1. Use sandbox to analyze the contents of letters and their attachments.
2. Use the password security policies
3. Make protection from attack like a Pass-the-Hash and Pass-the-ticket attack
4. Update all OS and software to the latest versions, especially Microsoft Defender Antivirus.
5. Implement the hardware firewalls with filtering policies, modern DLP and IDS, SIEM systems.
6. Block kerberoasting attacks
7. Conduct full penetrations tests and audit
8. Use and update Anti-virus/anti-malware and malicious traffic detection software
9. Configure group policies, disable the default administrators accounts, create new accounts.
10. Backups. You must have offline backups, does not have access to the network.
Before the publication of this article, we contacted KFI Engineers via email, asking for their statement on the matter. To date, SuspectFile.com has not received a response from the Minnesota firm.

As we anticipated, during our research we were intrigued by a BTC Black Basta wallet in particular, the bc[REDACTED]wl account where the largest part of the ransom paid by KFI had been paid.

We have discovered some interesting things that should make it clear once again, where there is still a need, that paying a ransom to groups of cybercriminals not only does not give any certainty as to the actual destruction or reuse of the stolen data, but also gives money to the ransomware group on duty only fuels cybercrime.

Regarding that BTC wallet we discovered that three days later, on February 14, the same account received two more transactions in its favor, one of 4.50187633 BTC = 98,158.91 USD and a second one of 27.65000000 BTC = 603,184.75 USD, finding that as of the date of As of February 14, more than 840,000.00 USD had passed through that account

We then opened the list of all past transactions for that wallet (10 in total of which 2 outgoing) bc[REDACTED]as discovering that the wallet was already open on January 17, 2023 and that 900.08000000 BTC had been deposited on the same day = 19,032,192.00 USD

The account remained at a standstill until February 6 when the same amount was sent to two other wallets, about 850 BTC to the first and 50 BTC to the second, but what is impressive is the amount of the total amount in the account bc[ REDACTED]as were deposited, a whopping 1,591.73534383 BTC = 34,120,235.35 USD.

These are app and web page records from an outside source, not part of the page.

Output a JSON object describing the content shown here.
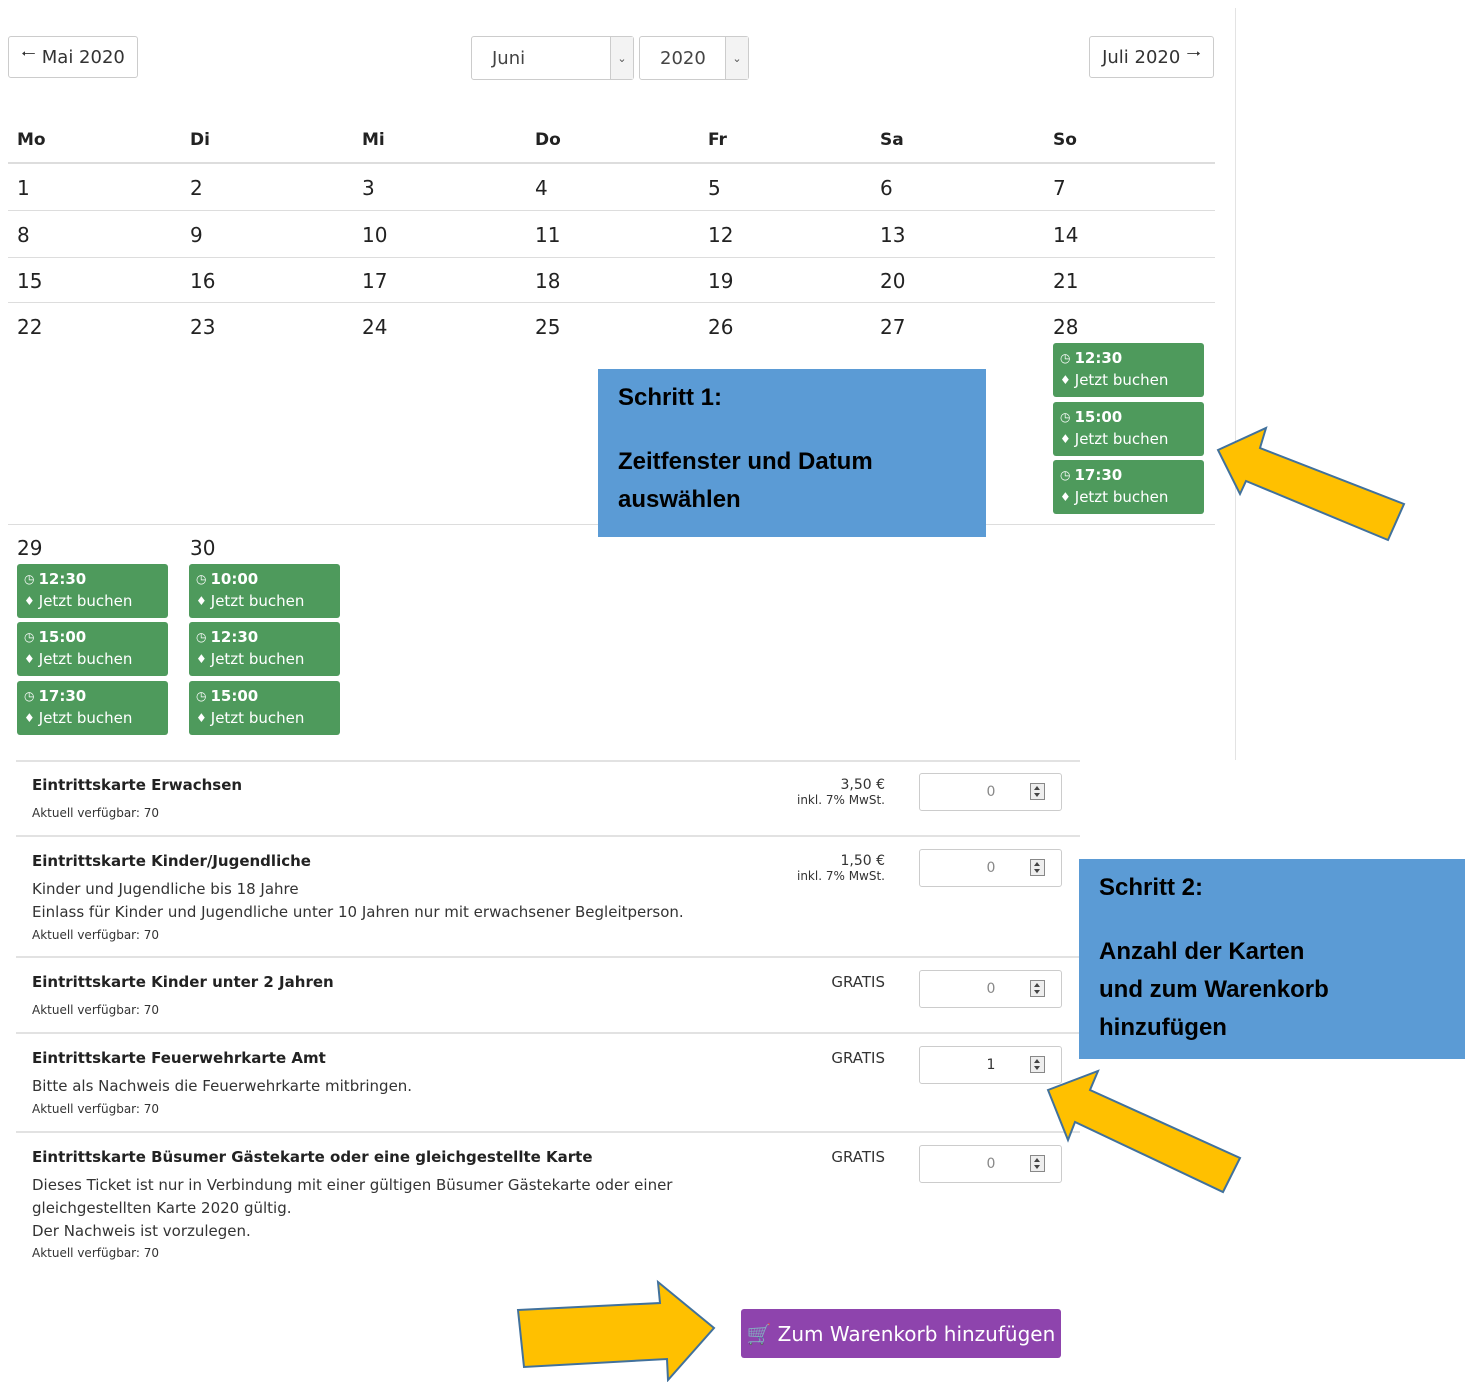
{
  "nav": {
    "prev": "Mai 2020",
    "next": "Juli 2020",
    "month": "Juni",
    "year": "2020"
  },
  "weekdays": [
    "Mo",
    "Di",
    "Mi",
    "Do",
    "Fr",
    "Sa",
    "So"
  ],
  "days": [
    "1",
    "2",
    "3",
    "4",
    "5",
    "6",
    "7",
    "8",
    "9",
    "10",
    "11",
    "12",
    "13",
    "14",
    "15",
    "16",
    "17",
    "18",
    "19",
    "20",
    "21",
    "22",
    "23",
    "24",
    "25",
    "26",
    "27",
    "28",
    "29",
    "30"
  ],
  "slots": {
    "book_label": "Jetzt buchen",
    "d28": [
      "12:30",
      "15:00",
      "17:30"
    ],
    "d29": [
      "12:30",
      "15:00",
      "17:30"
    ],
    "d30": [
      "10:00",
      "12:30",
      "15:00"
    ]
  },
  "callout1": {
    "title": "Schritt 1:",
    "line1": "Zeitfenster und Datum",
    "line2": "auswählen"
  },
  "callout2": {
    "title": "Schritt 2:",
    "line1": "Anzahl der Karten",
    "line2": "und zum Warenkorb",
    "line3": "hinzufügen"
  },
  "tickets": [
    {
      "name": "Eintrittskarte Erwachsen",
      "desc": [],
      "avail": "Aktuell verfügbar: 70",
      "price": "3,50 €",
      "vat": "inkl. 7% MwSt.",
      "qty": "0"
    },
    {
      "name": "Eintrittskarte Kinder/Jugendliche",
      "desc": [
        "Kinder und Jugendliche bis 18 Jahre",
        "Einlass für Kinder und Jugendliche unter 10 Jahren nur mit erwachsener Begleitperson."
      ],
      "avail": "Aktuell verfügbar: 70",
      "price": "1,50 €",
      "vat": "inkl. 7% MwSt.",
      "qty": "0"
    },
    {
      "name": "Eintrittskarte Kinder unter 2 Jahren",
      "desc": [],
      "avail": "Aktuell verfügbar: 70",
      "price": "GRATIS",
      "qty": "0"
    },
    {
      "name": "Eintrittskarte Feuerwehrkarte Amt",
      "desc": [
        "Bitte als Nachweis die Feuerwehrkarte mitbringen."
      ],
      "avail": "Aktuell verfügbar: 70",
      "price": "GRATIS",
      "qty": "1"
    },
    {
      "name": "Eintrittskarte Büsumer Gästekarte oder eine gleichgestellte Karte",
      "desc": [
        "Dieses Ticket ist nur in Verbindung mit einer gültigen Büsumer Gästekarte oder einer",
        "gleichgestellten Karte 2020 gültig.",
        "Der Nachweis ist vorzulegen."
      ],
      "avail": "Aktuell verfügbar: 70",
      "price": "GRATIS",
      "qty": "0"
    }
  ],
  "cart_label": "Zum Warenkorb hinzufügen",
  "colors": {
    "slot_green": "#4e9a5c",
    "callout_blue": "#5b9bd5",
    "arrow_orange": "#ffc000",
    "cart_purple": "#8e44ad"
  },
  "icons": [
    "arrow-left-icon",
    "arrow-right-icon",
    "clock-icon",
    "ticket-icon",
    "cart-icon",
    "spinner-icon"
  ]
}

St. Paul, Minnesota: KFI Engineers pays $300k ransom, Black Basta ransomware group thanks... 3

There is currently over $7.1M in the account after 1,300.08 BTC over $29.5M was transferred to other wallets.

From these figures we can therefore realize how high the volume of business revolves around this world of extortionists and why paying a ransom is never the right thing to do.

From the research carried out by SuspectFile, it would appear that in December 2021 KFI Engineers suffered another cyber attack, the BlackByte ransomware group entering the IT systems of the Minnesota company.

Note added on February 21, 2023 at 1:31 pm

The news is reported by the website Breachsense
https://www.breachsense.io/breaches/kfi-eng-com/

Through an email we sent a confirmation request to BlackByte, we will update the article in case of news on the case.